They are targeted attacks to eliminate an adversary's leader, or leaders, in an attempt to disrupt or destroy its command chain as soon as a crisis breaks out or appears imminent. They are seen as particularly effective against enemies with a highly centralized command focused on a small group, or one leader. With the leader out of the way, the thinking goes, it's a lot easier to take the rest of the enemy's forces down — or at least keep them from maintaining a coordinated and sustained offensive[;]

A limited invasion north of the DMZ by South Korean forces keep the North Koreans too busy to focus on the third part below and to carve out a no-launch zone to protect Seoul from bombardment by all but the longest range North Korean missiles (hello missile defenses!); and

A joint South Korean-American lunge with a specialized unit into North Korea to grab nuclear missile facilities to avoid relying on air power to destroy the nukes (but we'll try while the troops are on the way, with missile defenses on land and ships spinning up to protect the region until the troops are standing on the ground. Heck, it could be a layered defense starting with American fighters loitering over the North Korean missile sites (although I was thinking about Iran at the time).

And we would retain the amphibious threat to expand a move north:

About 55 U.S. marine aircraft and 30 U.S. and South Korean ships, including the USS Bonhomme Richard and USS Boxer, which carry AV-8B Harrier attack jets and V-22 Osprey aircrafts, took part in the assault on beaches near Pohang city, the U.S. navy said.

"They will penetrate notional enemy beach defenses, establish a beach head, and rapidly transition forces and sustainment ashore," the U.S. military based in South Korea said in a statement before the exercise.

That's what I'd plan for, anyway, were I Lord of PACOM.

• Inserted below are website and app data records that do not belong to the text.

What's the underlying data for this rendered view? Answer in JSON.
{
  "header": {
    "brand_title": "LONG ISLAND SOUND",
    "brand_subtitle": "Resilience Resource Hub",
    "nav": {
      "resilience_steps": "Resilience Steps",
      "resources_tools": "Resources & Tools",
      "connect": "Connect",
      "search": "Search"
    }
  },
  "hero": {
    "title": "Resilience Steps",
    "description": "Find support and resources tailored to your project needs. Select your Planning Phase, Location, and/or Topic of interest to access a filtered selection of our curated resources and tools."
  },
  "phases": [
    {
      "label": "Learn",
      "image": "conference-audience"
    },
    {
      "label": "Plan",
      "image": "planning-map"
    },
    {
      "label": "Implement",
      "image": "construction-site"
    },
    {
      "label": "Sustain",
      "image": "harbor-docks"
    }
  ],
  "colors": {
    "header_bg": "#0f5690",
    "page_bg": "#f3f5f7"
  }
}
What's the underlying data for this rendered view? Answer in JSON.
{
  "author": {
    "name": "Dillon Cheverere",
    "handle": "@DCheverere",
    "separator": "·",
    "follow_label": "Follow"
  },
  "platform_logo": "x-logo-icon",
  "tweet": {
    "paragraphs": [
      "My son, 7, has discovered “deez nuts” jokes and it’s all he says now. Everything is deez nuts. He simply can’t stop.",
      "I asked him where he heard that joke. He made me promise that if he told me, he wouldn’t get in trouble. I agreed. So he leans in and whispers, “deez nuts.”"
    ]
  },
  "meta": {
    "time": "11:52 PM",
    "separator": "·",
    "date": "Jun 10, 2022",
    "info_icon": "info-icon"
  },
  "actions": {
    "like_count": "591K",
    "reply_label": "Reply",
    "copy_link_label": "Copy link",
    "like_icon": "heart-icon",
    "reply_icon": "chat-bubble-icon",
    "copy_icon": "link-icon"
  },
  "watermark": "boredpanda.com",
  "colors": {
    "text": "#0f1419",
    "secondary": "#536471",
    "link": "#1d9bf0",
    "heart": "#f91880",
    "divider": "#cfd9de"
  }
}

As an aside, when you hear that these exercises have record numbers of troops involved, don't forget that including an American aircraft carrier task force adds many thousands of sailors to the total count.